(App and web page records)
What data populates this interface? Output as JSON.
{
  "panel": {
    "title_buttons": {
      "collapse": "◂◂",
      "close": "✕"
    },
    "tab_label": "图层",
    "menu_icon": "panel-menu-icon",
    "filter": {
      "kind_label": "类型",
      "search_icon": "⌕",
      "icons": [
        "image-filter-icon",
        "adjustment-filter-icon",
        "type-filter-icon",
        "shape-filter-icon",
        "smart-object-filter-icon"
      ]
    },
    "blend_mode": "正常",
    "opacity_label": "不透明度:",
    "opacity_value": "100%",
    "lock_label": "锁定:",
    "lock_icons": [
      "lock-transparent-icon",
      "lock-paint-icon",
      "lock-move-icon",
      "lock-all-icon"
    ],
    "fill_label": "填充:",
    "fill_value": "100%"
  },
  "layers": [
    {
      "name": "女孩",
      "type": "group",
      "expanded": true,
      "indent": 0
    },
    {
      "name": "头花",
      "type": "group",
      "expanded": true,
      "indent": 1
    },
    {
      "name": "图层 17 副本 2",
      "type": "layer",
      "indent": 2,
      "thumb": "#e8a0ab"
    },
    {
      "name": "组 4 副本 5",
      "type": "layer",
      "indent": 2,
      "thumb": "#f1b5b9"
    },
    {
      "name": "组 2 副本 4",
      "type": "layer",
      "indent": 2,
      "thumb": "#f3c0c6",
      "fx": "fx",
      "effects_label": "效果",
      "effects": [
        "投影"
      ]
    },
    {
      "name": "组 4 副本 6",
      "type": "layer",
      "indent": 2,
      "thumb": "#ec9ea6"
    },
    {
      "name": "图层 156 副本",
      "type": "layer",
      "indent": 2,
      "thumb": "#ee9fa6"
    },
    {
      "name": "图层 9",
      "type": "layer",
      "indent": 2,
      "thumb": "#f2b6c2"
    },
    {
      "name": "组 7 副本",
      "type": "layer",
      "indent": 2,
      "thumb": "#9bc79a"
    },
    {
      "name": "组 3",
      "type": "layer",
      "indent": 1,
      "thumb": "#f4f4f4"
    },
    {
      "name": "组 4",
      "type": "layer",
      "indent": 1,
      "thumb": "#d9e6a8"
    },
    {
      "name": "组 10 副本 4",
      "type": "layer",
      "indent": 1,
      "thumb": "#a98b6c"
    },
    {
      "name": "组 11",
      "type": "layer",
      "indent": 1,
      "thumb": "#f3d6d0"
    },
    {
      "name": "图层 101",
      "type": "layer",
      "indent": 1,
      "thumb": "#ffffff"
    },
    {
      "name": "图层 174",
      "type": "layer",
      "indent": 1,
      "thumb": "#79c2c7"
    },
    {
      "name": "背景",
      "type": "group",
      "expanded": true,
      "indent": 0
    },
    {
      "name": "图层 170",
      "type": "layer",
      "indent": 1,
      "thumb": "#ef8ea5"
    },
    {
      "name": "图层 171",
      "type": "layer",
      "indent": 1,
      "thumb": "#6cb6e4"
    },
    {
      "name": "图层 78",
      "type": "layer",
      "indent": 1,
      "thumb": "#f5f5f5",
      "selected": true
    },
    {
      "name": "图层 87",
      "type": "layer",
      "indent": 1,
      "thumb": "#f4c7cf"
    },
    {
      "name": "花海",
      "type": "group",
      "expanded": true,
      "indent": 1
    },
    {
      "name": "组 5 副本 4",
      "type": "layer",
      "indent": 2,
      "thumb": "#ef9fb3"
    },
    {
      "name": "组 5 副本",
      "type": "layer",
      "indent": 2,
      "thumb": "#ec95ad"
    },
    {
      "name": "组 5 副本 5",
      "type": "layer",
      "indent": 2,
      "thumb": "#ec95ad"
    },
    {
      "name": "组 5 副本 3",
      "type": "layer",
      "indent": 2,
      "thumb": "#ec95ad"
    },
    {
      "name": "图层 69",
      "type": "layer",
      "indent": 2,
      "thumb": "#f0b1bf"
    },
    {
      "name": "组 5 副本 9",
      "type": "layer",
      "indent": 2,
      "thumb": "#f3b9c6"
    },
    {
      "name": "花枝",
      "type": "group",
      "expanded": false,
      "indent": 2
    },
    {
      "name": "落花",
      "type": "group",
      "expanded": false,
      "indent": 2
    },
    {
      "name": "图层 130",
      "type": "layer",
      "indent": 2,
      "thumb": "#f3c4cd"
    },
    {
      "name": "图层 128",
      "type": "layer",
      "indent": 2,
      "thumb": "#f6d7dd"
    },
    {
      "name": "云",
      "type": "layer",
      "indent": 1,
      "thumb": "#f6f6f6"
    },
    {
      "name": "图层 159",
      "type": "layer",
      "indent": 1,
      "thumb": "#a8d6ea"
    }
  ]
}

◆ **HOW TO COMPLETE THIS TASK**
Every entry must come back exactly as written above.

◆ **EXERCISE RESPONSE**
What data populates this interface? Output as JSON.
{
  "panel": {
    "title_buttons": {
      "collapse": "◂◂",
      "close": "✕"
    },
    "tab_label": "图层",
    "menu_icon": "panel-menu-icon",
    "filter": {
      "kind_label": "类型",
      "search_icon": "⌕",
      "icons": [
        "image-filter-icon",
        "adjustment-filter-icon",
        "type-filter-icon",
        "shape-filter-icon",
        "smart-object-filter-icon"
      ]
    },
    "blend_mode": "正常",
    "opacity_label": "不透明度:",
    "opacity_value": "100%",
    "lock_label": "锁定:",
    "lock_icons": [
      "lock-transparent-icon",
      "lock-paint-icon",
      "lock-move-icon",
      "lock-all-icon"
    ],
    "fill_label": "填充:",
    "fill_value": "100%"
  },
  "layers": [
    {
      "name": "女孩",
      "type": "group",
      "expanded": true,
      "indent": 0
    },
    {
      "name": "头花",
      "type": "group",
      "expanded": true,
      "indent": 1
    },
    {
      "name": "图层 17 副本 2",
      "type": "layer",
      "indent": 2,
      "thumb": "#e8a0ab"
    },
    {
      "name": "组 4 副本 5",
      "type": "layer",
      "indent": 2,
      "thumb": "#f1b5b9"
    },
    {
      "name": "组 2 副本 4",
      "type": "layer",
      "indent": 2,
      "thumb": "#f3c0c6",
      "fx": "fx",
      "effects_label": "效果",
      "effects": [
        "投影"
      ]
    },
    {
      "name": "组 4 副本 6",
      "type": "layer",
      "indent": 2,
      "thumb": "#ec9ea6"
    },
    {
      "name": "图层 156 副本",
      "type": "layer",
      "indent": 2,
      "thumb": "#ee9fa6"
    },
    {
      "name": "图层 9",
      "type": "layer",
      "indent": 2,
      "thumb": "#f2b6c2"
    },
    {
      "name": "组 7 副本",
      "type": "layer",
      "indent": 2,
      "thumb": "#9bc79a"
    },
    {
      "name": "组 3",
      "type": "layer",
      "indent": 1,
      "thumb": "#f4f4f4"
    },
    {
      "name": "组 4",
      "type": "layer",
      "indent": 1,
      "thumb": "#d9e6a8"
    },
    {
      "name": "组 10 副本 4",
      "type": "layer",
      "indent": 1,
      "thumb": "#a98b6c"
    },
    {
      "name": "组 11",
      "type": "layer",
      "indent": 1,
      "thumb": "#f3d6d0"
    },
    {
      "name": "图层 101",
      "type": "layer",
      "indent": 1,
      "thumb": "#ffffff"
    },
    {
      "name": "图层 174",
      "type": "layer",
      "indent": 1,
      "thumb": "#79c2c7"
    },
    {
      "name": "背景",
      "type": "group",
      "expanded": true,
      "indent": 0
    },
    {
      "name": "图层 170",
      "type": "layer",
      "indent": 1,
      "thumb": "#ef8ea5"
    },
    {
      "name": "图层 171",
      "type": "layer",
      "indent": 1,
      "thumb": "#6cb6e4"
    },
    {
      "name": "图层 78",
      "type": "layer",
      "indent": 1,
      "thumb": "#f5f5f5",
      "selected": true
    },
    {
      "name": "图层 87",
      "type": "layer",
      "indent": 1,
      "thumb": "#f4c7cf"
    },
    {
      "name": "花海",
      "type": "group",
      "expanded": true,
      "indent": 1
    },
    {
      "name": "组 5 副本 4",
      "type": "layer",
      "indent": 2,
      "thumb": "#ef9fb3"
    },
    {
      "name": "组 5 副本",
      "type": "layer",
      "indent": 2,
      "thumb": "#ec95ad"
    },
    {
      "name": "组 5 副本 5",
      "type": "layer",
      "indent": 2,
      "thumb": "#ec95ad"
    },
    {
      "name": "组 5 副本 3",
      "type": "layer",
      "indent": 2,
      "thumb": "#ec95ad"
    },
    {
      "name": "图层 69",
      "type": "layer",
      "indent": 2,
      "thumb": "#f0b1bf"
    },
    {
      "name": "组 5 副本 9",
      "type": "layer",
      "indent": 2,
      "thumb": "#f3b9c6"
    },
    {
      "name": "花枝",
      "type": "group",
      "expanded": false,
      "indent": 2
    },
    {
      "name": "落花",
      "type": "group",
      "expanded": false,
      "indent": 2
    },
    {
      "name": "图层 130",
      "type": "layer",
      "indent": 2,
      "thumb": "#f3c4cd"
    },
    {
      "name": "图层 128",
      "type": "layer",
      "indent": 2,
      "thumb": "#f6d7dd"
    },
    {
      "name": "云",
      "type": "layer",
      "indent": 1,
      "thumb": "#f6f6f6"
    },
    {
      "name": "图层 159",
      "type": "layer",
      "indent": 1,
      "thumb": "#a8d6ea"
    }
  ]
}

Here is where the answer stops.